▶ **Record set**
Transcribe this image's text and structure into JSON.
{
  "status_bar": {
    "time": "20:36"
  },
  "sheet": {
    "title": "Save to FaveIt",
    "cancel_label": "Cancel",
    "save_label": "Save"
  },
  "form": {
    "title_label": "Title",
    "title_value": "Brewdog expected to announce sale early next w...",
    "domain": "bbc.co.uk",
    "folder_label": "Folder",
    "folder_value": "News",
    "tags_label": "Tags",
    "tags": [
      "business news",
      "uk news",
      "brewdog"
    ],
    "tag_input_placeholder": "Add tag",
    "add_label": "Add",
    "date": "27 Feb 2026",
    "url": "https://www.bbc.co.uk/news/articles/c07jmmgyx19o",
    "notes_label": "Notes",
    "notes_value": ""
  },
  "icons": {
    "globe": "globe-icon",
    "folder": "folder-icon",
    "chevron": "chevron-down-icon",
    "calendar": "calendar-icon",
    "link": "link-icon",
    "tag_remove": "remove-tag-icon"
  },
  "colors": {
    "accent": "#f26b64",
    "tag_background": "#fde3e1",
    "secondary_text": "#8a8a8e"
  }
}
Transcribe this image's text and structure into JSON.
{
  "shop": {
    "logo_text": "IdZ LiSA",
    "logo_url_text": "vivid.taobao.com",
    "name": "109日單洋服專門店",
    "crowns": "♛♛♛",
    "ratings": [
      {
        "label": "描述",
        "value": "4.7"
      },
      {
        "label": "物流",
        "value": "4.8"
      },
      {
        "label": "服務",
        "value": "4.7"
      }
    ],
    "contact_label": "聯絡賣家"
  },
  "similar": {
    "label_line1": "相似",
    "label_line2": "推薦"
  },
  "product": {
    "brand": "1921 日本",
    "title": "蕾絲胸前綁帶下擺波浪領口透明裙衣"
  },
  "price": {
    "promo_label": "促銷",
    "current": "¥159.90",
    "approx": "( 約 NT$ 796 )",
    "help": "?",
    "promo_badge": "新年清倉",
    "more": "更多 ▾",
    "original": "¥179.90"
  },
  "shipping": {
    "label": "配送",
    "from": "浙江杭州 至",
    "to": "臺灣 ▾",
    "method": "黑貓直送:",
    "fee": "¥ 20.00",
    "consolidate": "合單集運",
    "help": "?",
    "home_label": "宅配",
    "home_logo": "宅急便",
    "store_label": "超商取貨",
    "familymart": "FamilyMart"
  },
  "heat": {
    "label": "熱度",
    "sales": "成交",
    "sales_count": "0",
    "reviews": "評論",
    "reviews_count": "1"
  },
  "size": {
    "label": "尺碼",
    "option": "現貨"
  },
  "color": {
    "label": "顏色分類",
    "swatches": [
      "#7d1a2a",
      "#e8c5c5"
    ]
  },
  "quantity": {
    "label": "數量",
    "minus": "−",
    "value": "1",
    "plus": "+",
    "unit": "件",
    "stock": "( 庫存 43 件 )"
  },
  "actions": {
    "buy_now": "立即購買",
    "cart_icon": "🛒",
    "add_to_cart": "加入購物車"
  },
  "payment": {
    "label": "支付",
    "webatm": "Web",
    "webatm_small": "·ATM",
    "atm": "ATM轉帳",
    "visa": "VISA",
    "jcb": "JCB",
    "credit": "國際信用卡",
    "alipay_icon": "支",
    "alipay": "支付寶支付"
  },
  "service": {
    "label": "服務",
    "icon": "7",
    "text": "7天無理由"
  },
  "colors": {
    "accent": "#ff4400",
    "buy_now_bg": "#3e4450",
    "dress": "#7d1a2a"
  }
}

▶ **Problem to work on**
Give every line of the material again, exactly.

▶ **Response for this exercise**
Transcribe this image's text and structure into JSON.
{
  "status_bar": {
    "time": "20:36"
  },
  "sheet": {
    "title": "Save to FaveIt",
    "cancel_label": "Cancel",
    "save_label": "Save"
  },
  "form": {
    "title_label": "Title",
    "title_value": "Brewdog expected to announce sale early next w...",
    "domain": "bbc.co.uk",
    "folder_label": "Folder",
    "folder_value": "News",
    "tags_label": "Tags",
    "tags": [
      "business news",
      "uk news",
      "brewdog"
    ],
    "tag_input_placeholder": "Add tag",
    "add_label": "Add",
    "date": "27 Feb 2026",
    "url": "https://www.bbc.co.uk/news/articles/c07jmmgyx19o",
    "notes_label": "Notes",
    "notes_value": ""
  },
  "icons": {
    "globe": "globe-icon",
    "folder": "folder-icon",
    "chevron": "chevron-down-icon",
    "calendar": "calendar-icon",
    "link": "link-icon",
    "tag_remove": "remove-tag-icon"
  },
  "colors": {
    "accent": "#f26b64",
    "tag_background": "#fde3e1",
    "secondary_text": "#8a8a8e"
  }
}
Transcribe this image's text and structure into JSON.
{
  "shop": {
    "logo_text": "IdZ LiSA",
    "logo_url_text": "vivid.taobao.com",
    "name": "109日單洋服專門店",
    "crowns": "♛♛♛",
    "ratings": [
      {
        "label": "描述",
        "value": "4.7"
      },
      {
        "label": "物流",
        "value": "4.8"
      },
      {
        "label": "服務",
        "value": "4.7"
      }
    ],
    "contact_label": "聯絡賣家"
  },
  "similar": {
    "label_line1": "相似",
    "label_line2": "推薦"
  },
  "product": {
    "brand": "1921 日本",
    "title": "蕾絲胸前綁帶下擺波浪領口透明裙衣"
  },
  "price": {
    "promo_label": "促銷",
    "current": "¥159.90",
    "approx": "( 約 NT$ 796 )",
    "help": "?",
    "promo_badge": "新年清倉",
    "more": "更多 ▾",
    "original": "¥179.90"
  },
  "shipping": {
    "label": "配送",
    "from": "浙江杭州 至",
    "to": "臺灣 ▾",
    "method": "黑貓直送:",
    "fee": "¥ 20.00",
    "consolidate": "合單集運",
    "help": "?",
    "home_label": "宅配",
    "home_logo": "宅急便",
    "store_label": "超商取貨",
    "familymart": "FamilyMart"
  },
  "heat": {
    "label": "熱度",
    "sales": "成交",
    "sales_count": "0",
    "reviews": "評論",
    "reviews_count": "1"
  },
  "size": {
    "label": "尺碼",
    "option": "現貨"
  },
  "color": {
    "label": "顏色分類",
    "swatches": [
      "#7d1a2a",
      "#e8c5c5"
    ]
  },
  "quantity": {
    "label": "數量",
    "minus": "−",
    "value": "1",
    "plus": "+",
    "unit": "件",
    "stock": "( 庫存 43 件 )"
  },
  "actions": {
    "buy_now": "立即購買",
    "cart_icon": "🛒",
    "add_to_cart": "加入購物車"
  },
  "payment": {
    "label": "支付",
    "webatm": "Web",
    "webatm_small": "·ATM",
    "atm": "ATM轉帳",
    "visa": "VISA",
    "jcb": "JCB",
    "credit": "國際信用卡",
    "alipay_icon": "支",
    "alipay": "支付寶支付"
  },
  "service": {
    "label": "服務",
    "icon": "7",
    "text": "7天無理由"
  },
  "colors": {
    "accent": "#ff4400",
    "buy_now_bg": "#3e4450",
    "dress": "#7d1a2a"
  }
}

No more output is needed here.